> _Stored data_
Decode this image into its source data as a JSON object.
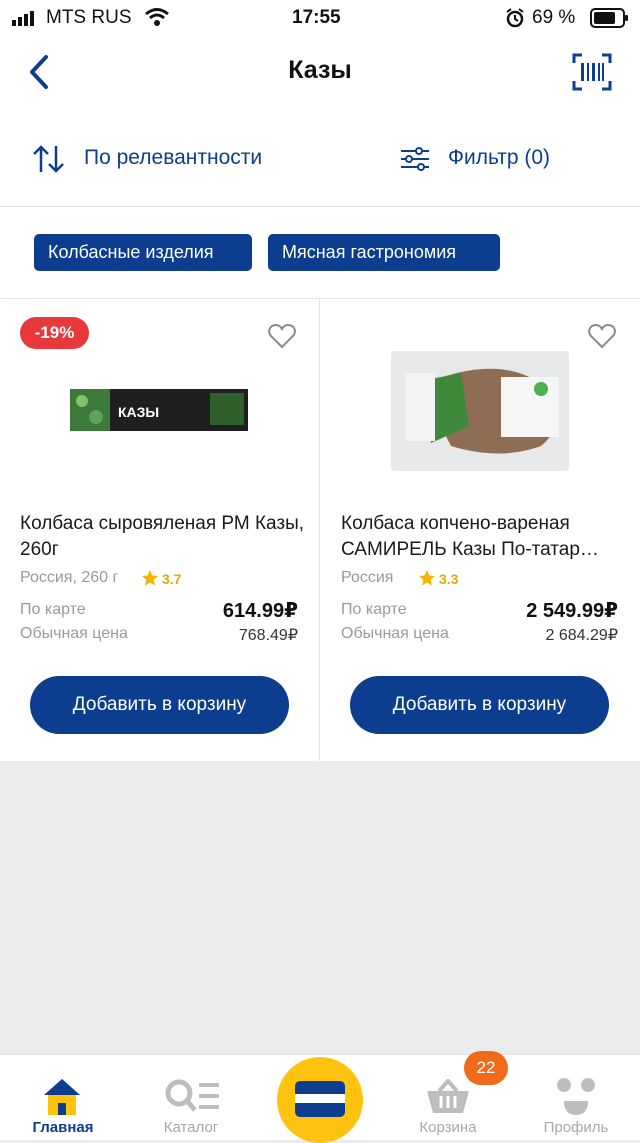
{
  "status": {
    "carrier": "MTS RUS",
    "time": "17:55",
    "battery": "69 %"
  },
  "header": {
    "title": "Казы",
    "back_icon": "chevron-left-icon",
    "scan_icon": "barcode-icon"
  },
  "toolbar": {
    "sort_label": "По релевантности",
    "filter_label": "Фильтр (0)"
  },
  "chips": [
    "Колбасные изделия",
    "Мясная гастрономия"
  ],
  "products": [
    {
      "discount": "-19%",
      "name": "Колбаса сыровяленая РМ Казы, 260г",
      "origin": "Россия, 260 г",
      "rating": "3.7",
      "card_label": "По карте",
      "card_price": "614.99₽",
      "regular_label": "Обычная цена",
      "regular_price": "768.49₽",
      "button": "Добавить в корзину",
      "pack_text": "КАЗЫ"
    },
    {
      "name": "Колбаса копчено-вареная САМИРЕЛЬ Казы По-татар…",
      "origin": "Россия",
      "rating": "3.3",
      "card_label": "По карте",
      "card_price": "2 549.99₽",
      "regular_label": "Обычная цена",
      "regular_price": "2 684.29₽",
      "button": "Добавить в корзину"
    }
  ],
  "tabbar": {
    "items": [
      "Главная",
      "Каталог",
      "Корзина",
      "Профиль"
    ],
    "cart_count": "22"
  },
  "colors": {
    "primary": "#0d3d8f",
    "discount": "#e8393a",
    "cart_badge": "#f06a1b",
    "center_button": "#ffc20e"
  }
}
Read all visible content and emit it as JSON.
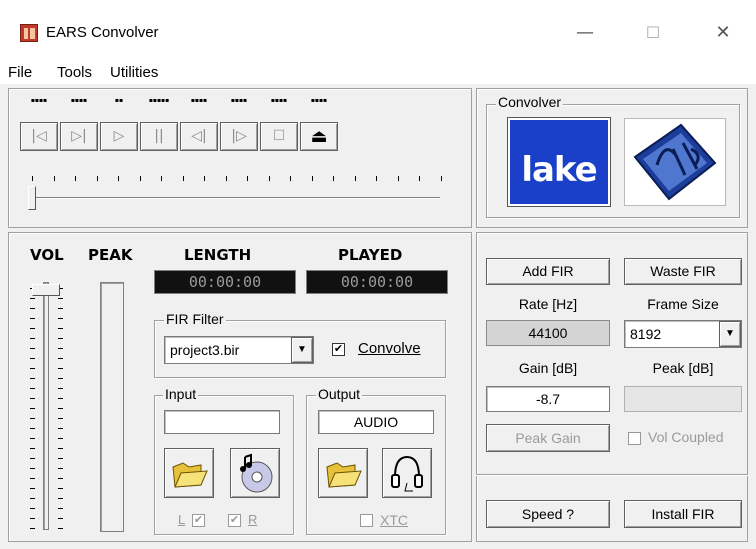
{
  "window": {
    "title": "EARS Convolver",
    "minimize_glyph": "—",
    "maximize_glyph": "☐",
    "close_glyph": "✕"
  },
  "menu": [
    "File",
    "Tools",
    "Utilities"
  ],
  "transport": {
    "buttons": [
      {
        "name": "skip-back",
        "glyph": "|◁"
      },
      {
        "name": "skip-forward",
        "glyph": "▷|"
      },
      {
        "name": "play",
        "glyph": "▷"
      },
      {
        "name": "pause",
        "glyph": "||"
      },
      {
        "name": "rewind",
        "glyph": "◁|"
      },
      {
        "name": "fast-forward",
        "glyph": "|▷"
      },
      {
        "name": "stop",
        "glyph": "☐"
      },
      {
        "name": "eject",
        "glyph": "⏏"
      }
    ],
    "position": 0
  },
  "convolver": {
    "group_label": "Convolver",
    "lake_logo": "lake",
    "ears_logo": "EARS"
  },
  "meters": {
    "vol_label": "VOL",
    "peak_label": "PEAK",
    "length_label": "LENGTH",
    "played_label": "PLAYED",
    "length_value": "00:00:00",
    "played_value": "00:00:00"
  },
  "fir_filter": {
    "group_label": "FIR Filter",
    "selected": "project3.bir",
    "convolve_label": "Convolve",
    "convolve_checked": true
  },
  "input": {
    "group_label": "Input",
    "value": "",
    "l_label": "L",
    "r_label": "R"
  },
  "output": {
    "group_label": "Output",
    "value": "AUDIO",
    "xtc_label": "XTC"
  },
  "controls": {
    "add_fir": "Add FIR",
    "waste_fir": "Waste FIR",
    "rate_label": "Rate [Hz]",
    "rate_value": "44100",
    "frame_size_label": "Frame Size",
    "frame_size_value": "8192",
    "gain_label": "Gain [dB]",
    "gain_value": "-8.7",
    "peak_label": "Peak [dB]",
    "peak_value": "",
    "peak_gain": "Peak Gain",
    "vol_coupled": "Vol Coupled",
    "speed": "Speed ?",
    "install_fir": "Install FIR"
  },
  "colors": {
    "lake_bg": "#1a3fc9",
    "lcd_bg": "#111111"
  }
}
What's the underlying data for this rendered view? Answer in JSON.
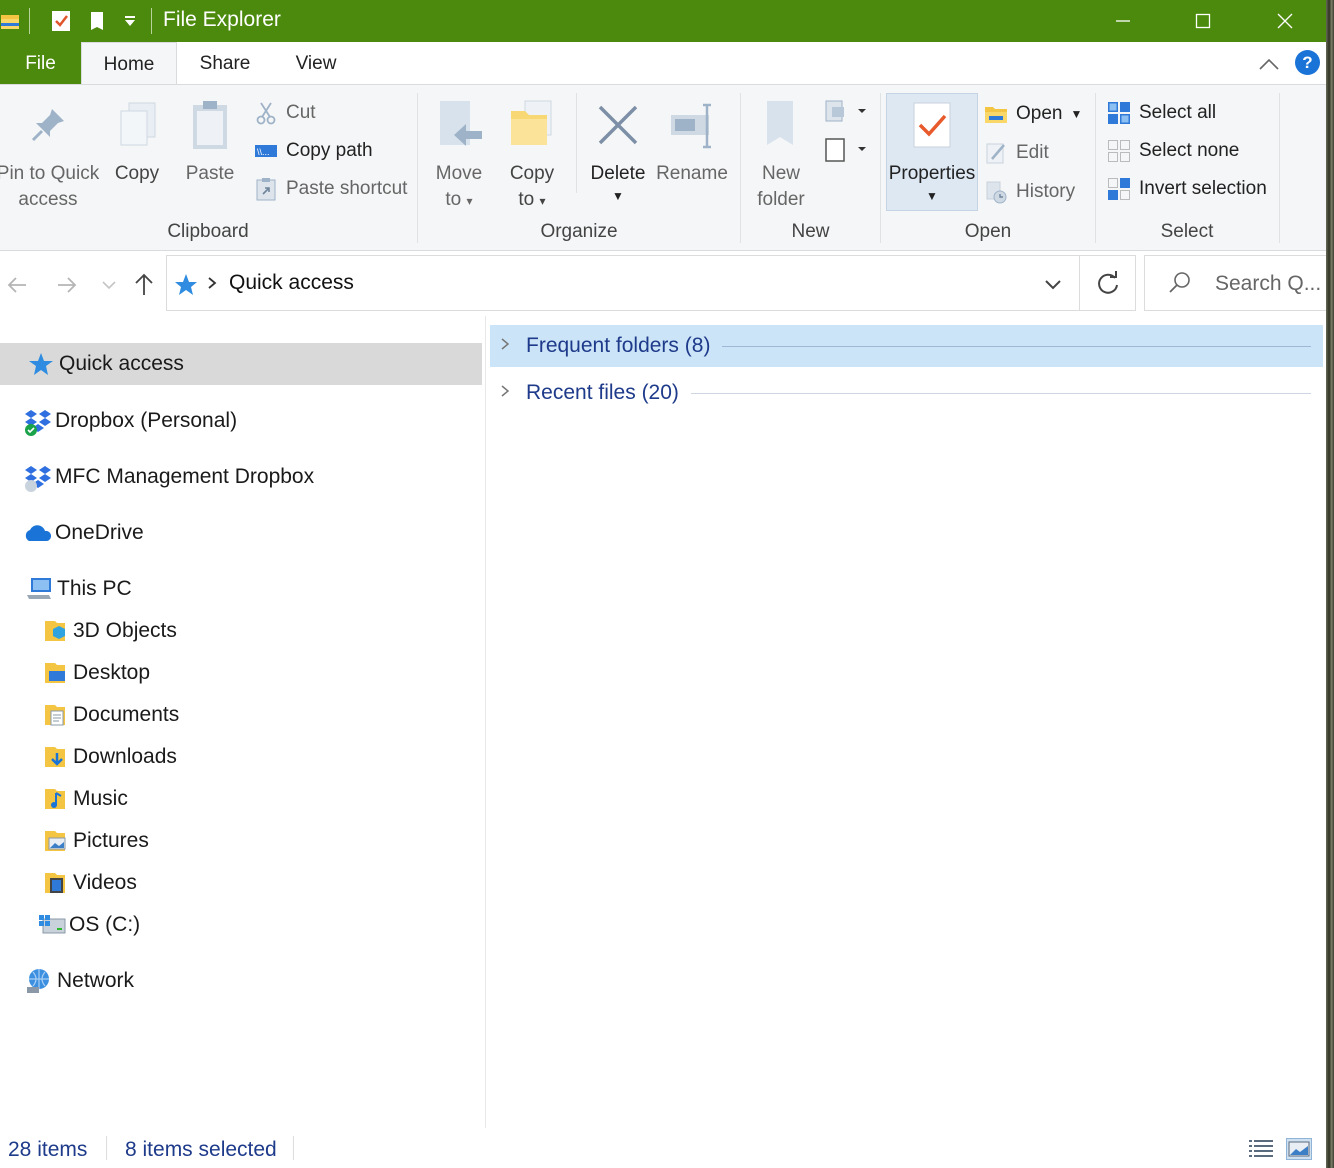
{
  "window": {
    "title": "File Explorer",
    "accent": "#4b8a0c"
  },
  "tabs": {
    "file": "File",
    "home": "Home",
    "share": "Share",
    "view": "View",
    "help": "?"
  },
  "ribbon": {
    "clipboard": {
      "label": "Clipboard",
      "pin_line1": "Pin to Quick",
      "pin_line2": "access",
      "copy": "Copy",
      "paste": "Paste",
      "cut": "Cut",
      "copy_path": "Copy path",
      "paste_shortcut": "Paste shortcut"
    },
    "organize": {
      "label": "Organize",
      "move_line1": "Move",
      "move_line2": "to",
      "copy_line1": "Copy",
      "copy_line2": "to",
      "delete": "Delete",
      "rename": "Rename"
    },
    "new": {
      "label": "New",
      "folder_line1": "New",
      "folder_line2": "folder"
    },
    "open": {
      "label": "Open",
      "properties": "Properties",
      "open": "Open",
      "edit": "Edit",
      "history": "History"
    },
    "select": {
      "label": "Select",
      "select_all": "Select all",
      "select_none": "Select none",
      "invert": "Invert selection"
    }
  },
  "address": {
    "location": "Quick access",
    "search_placeholder": "Search Q..."
  },
  "nav": {
    "quick_access": "Quick access",
    "dropbox_personal": "Dropbox (Personal)",
    "mfc_dropbox": "MFC Management Dropbox",
    "onedrive": "OneDrive",
    "this_pc": "This PC",
    "objects3d": "3D Objects",
    "desktop": "Desktop",
    "documents": "Documents",
    "downloads": "Downloads",
    "music": "Music",
    "pictures": "Pictures",
    "videos": "Videos",
    "os_c": "OS (C:)",
    "network": "Network"
  },
  "content": {
    "groups": [
      {
        "label": "Frequent folders",
        "count": "(8)"
      },
      {
        "label": "Recent files",
        "count": "(20)"
      }
    ]
  },
  "status": {
    "items": "28 items",
    "selected": "8 items selected"
  }
}
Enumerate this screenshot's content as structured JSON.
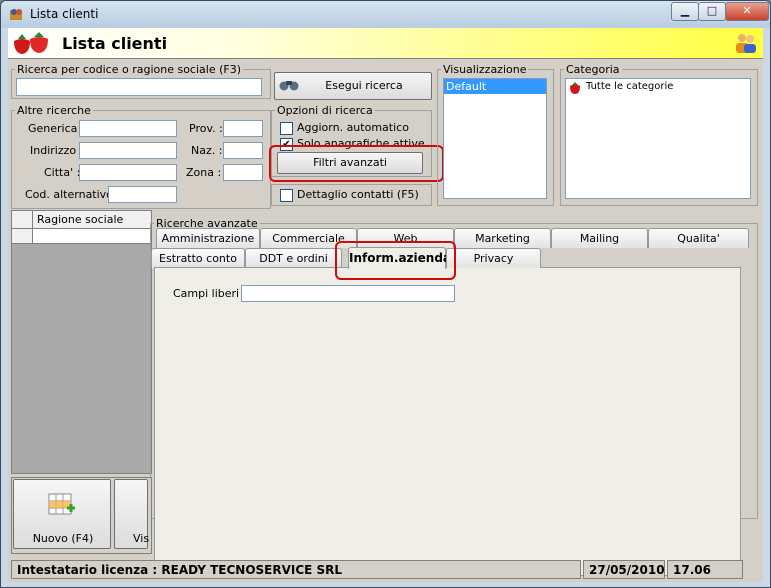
{
  "window": {
    "title": "Lista clienti",
    "buttons": {
      "minimize": "▁",
      "maximize": "□",
      "close": "✕"
    }
  },
  "header": {
    "title": "Lista clienti"
  },
  "search": {
    "legend": "Ricerca per codice o ragione sociale (F3)",
    "value": "",
    "button": "Esegui ricerca"
  },
  "altre": {
    "legend": "Altre ricerche",
    "generica": "Generica :",
    "indirizzo": "Indirizzo :",
    "citta": "Citta' :",
    "cod_alt": "Cod. alternativo :",
    "prov": "Prov. :",
    "naz": "Naz. :",
    "zona": "Zona :"
  },
  "opzioni": {
    "legend": "Opzioni di ricerca",
    "aggiorn": "Aggiorn. automatico",
    "solo": "Solo anagrafiche attive",
    "filtri": "Filtri avanzati",
    "dettaglio": "Dettaglio contatti (F5)"
  },
  "visual": {
    "legend": "Visualizzazione",
    "items": [
      "Default"
    ]
  },
  "categoria": {
    "legend": "Categoria",
    "items": [
      "Tutte le categorie"
    ]
  },
  "grid": {
    "col": "Ragione sociale"
  },
  "advanced": {
    "legend": "Ricerche avanzate",
    "tabs_back": [
      "Amministrazione",
      "Commerciale",
      "Web",
      "Marketing",
      "Mailing",
      "Qualita'"
    ],
    "tabs_front": [
      "Estratto conto",
      "DDT e ordini",
      "Inform.azienda",
      "Privacy"
    ],
    "campi_label": "Campi liberi :",
    "campi_value": ""
  },
  "bottom": {
    "nuovo": "Nuovo (F4)",
    "vis": "Vis"
  },
  "status": {
    "license": "Intestatario licenza : READY TECNOSERVICE SRL",
    "date": "27/05/2010",
    "time": "17.06"
  },
  "colors": {
    "highlight": "#3399ff",
    "annotation": "#d10a0a"
  }
}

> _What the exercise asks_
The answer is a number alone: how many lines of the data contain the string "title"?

> _Output below_
5